‘Ohhhh,” Frode’s father said excitedly, “she is an honored guest. She got here not to long ago actually and is the first ever human to make it here! Quite impressive if you ask me. And I think you two have already met. Her name is Salmaana.”
Frode nodded his head slowly as if his head was weighed down by a distant memory, “Yes. We have met.”
“Thought so,” his father said as he finished off a mug of frothy liquid and became much more serious, “It is good you came when you did, but even the most powerful shaman cannot stay here forever. You still have much to learn, so I am afraid your time is very limited. Come with me.”
Frode stood up and followed his father away from the feast. They walked the familiar, yet foreign, roads of the great Martyr city. Rope bridges swung above his head just before the blank grey sky. They twisted and changed elevation, forming a village of their own in the sky. Frode was led up a large wooden ramp that twisted around a wooden tower that was as thick as the entirety of Dreng’s Rest.

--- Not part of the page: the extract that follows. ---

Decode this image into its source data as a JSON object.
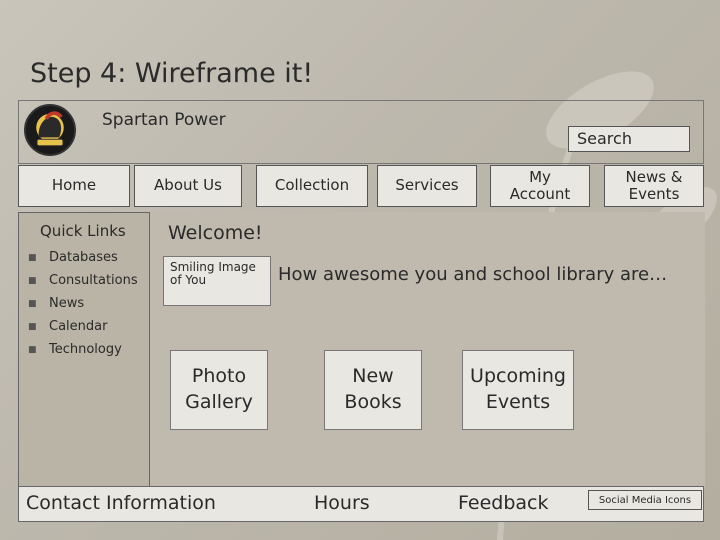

“I have some grave news son,” Frode’s father said as they climbed the tower, “It will not be easy to hear.”
“Out with it,” Frode said firmly, finally remembering who he was and all he had accomplished in his long life. Finally remembering that he deserved to be counted among the great shamans.
“Very well,” his father growled, “the humans are destined to destroy everything our race holds dear. They are destined to destroy the Great Savanna.”

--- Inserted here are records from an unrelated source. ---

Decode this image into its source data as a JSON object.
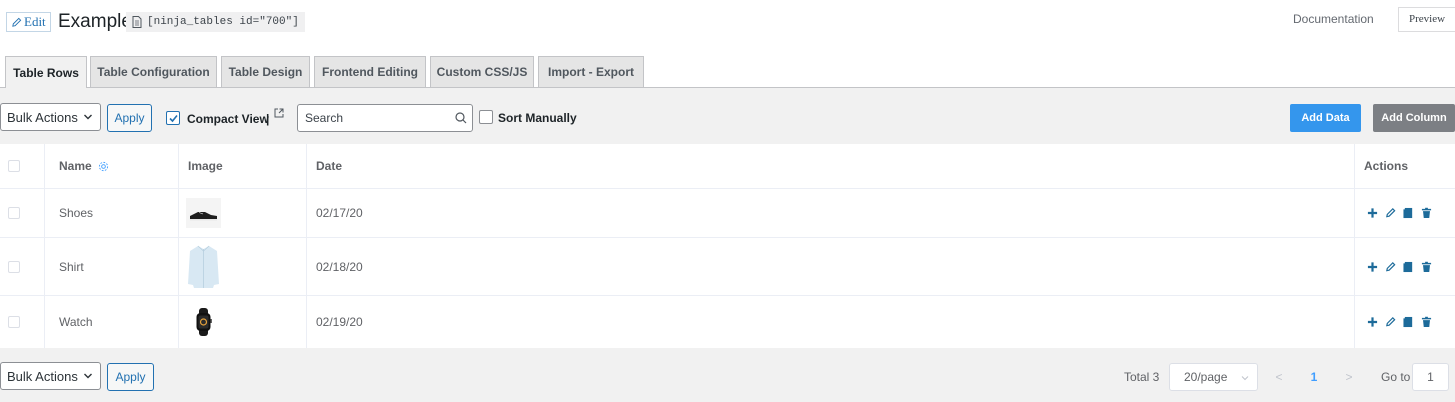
{
  "header": {
    "edit_label": "Edit",
    "title": "Example",
    "shortcode": "[ninja_tables id=\"700\"]",
    "documentation_label": "Documentation",
    "preview_label": "Preview"
  },
  "tabs": [
    {
      "label": "Table Rows",
      "active": true
    },
    {
      "label": "Table Configuration",
      "active": false
    },
    {
      "label": "Table Design",
      "active": false
    },
    {
      "label": "Frontend Editing",
      "active": false
    },
    {
      "label": "Custom CSS/JS",
      "active": false
    },
    {
      "label": "Import - Export",
      "active": false
    }
  ],
  "toolbar": {
    "bulk_actions_value": "Bulk Actions",
    "apply_label": "Apply",
    "compact_view_label": "Compact View",
    "compact_view_checked": true,
    "separator": "|",
    "search_placeholder": "Search",
    "sort_manually_label": "Sort Manually",
    "sort_manually_checked": false,
    "add_data_label": "Add Data",
    "add_column_label": "Add Column"
  },
  "table": {
    "headers": {
      "name": "Name",
      "image": "Image",
      "date": "Date",
      "actions": "Actions"
    },
    "rows": [
      {
        "name": "Shoes",
        "image_icon": "shoe-thumbnail",
        "date": "02/17/20"
      },
      {
        "name": "Shirt",
        "image_icon": "shirt-thumbnail",
        "date": "02/18/20"
      },
      {
        "name": "Watch",
        "image_icon": "watch-thumbnail",
        "date": "02/19/20"
      }
    ],
    "row_action_icons": [
      "plus-icon",
      "pencil-icon",
      "copy-icon",
      "trash-icon"
    ]
  },
  "footer": {
    "bulk_actions_value": "Bulk Actions",
    "apply_label": "Apply",
    "total_text": "Total 3",
    "page_size_value": "20/page",
    "current_page": "1",
    "goto_label": "Go to",
    "goto_value": "1"
  },
  "colors": {
    "link_blue": "#2271b1",
    "add_data_bg": "#3496ed",
    "add_column_bg": "#7c7f84",
    "action_icon": "#1d6b9a",
    "pager_active": "#409eff"
  }
}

Frode shook his head, “No, the humans protect the Great Savanna. Without them, it would have already been destroyed. You yourself predicted that they would come and do great things for us when you were alive. Humans that could command the fire and spend stat points before they reached adulthood. That was your prophecy, father.”
“Great does not always follow benevolence,” his father said sadly, “I was not insane when I was granted that prophecy, but the prophecy was limited at the time. When I died and came here I was able to talk to people that understood me and didn’t label me a Mad Shaman. I grew more powerful and saw the prophecy more clearly. With Salmaana’s help, we were able to see even clearer. The humans are destined to destroy all the lessor Spirit Vessels, which is a great dead of benevolence. But with this deeper sight Salmaana has granted us, we also discovered they will accomplish great deeds of malevolence as well.”
Frode reached the top of the tower and stood on its flat surface, overlooking the entirety of the great Martyr city. He stepped to the edge and caught a glimpse of the feast’s fire breathing life into the dull greyness of the city.
“They will destroy the Great Savanna if they are allowed to,” his father continued.
Frode turned to face his father and shook his hard head. He refused to believe that James and the other humans; the humans that grew stronger under his very eyes, who fought side by side with him, who helped bury Dreng, would ever betray them. The humans were wise, intelligent, and they were fearsome friends. They would never betray the Great Savanna. Frode wanted to tell his father all that and more, but he couldn’t. His breath caught in his chest as his body lurched. His father pushed him off the tower.
“I am proud of you my son. Please do come visit when you have enough power again!” his father yelled as he looked over the edge of the tower, “In the meantime, look out for the signs!”
Pain snaked through Frode’s body and lit all of his nerves on fire. He came to with a powerful roar that could have come from Dreng himself. He was back in the Chieftain’s hut.
Frode calmed his breathing and deactivated Martyr’s rage, allowing his wounds to slowly seal. The prisoner’s below him tossed and turned peacefully. He couldn’t sense any of the Lich King’s evil within them anymore. They would heal as long as they could overcome Omero’s PTSD insanity. Frode wanted to feel relieved now that his portion of helping the prisoners recover was completed. Instead, he felt restless.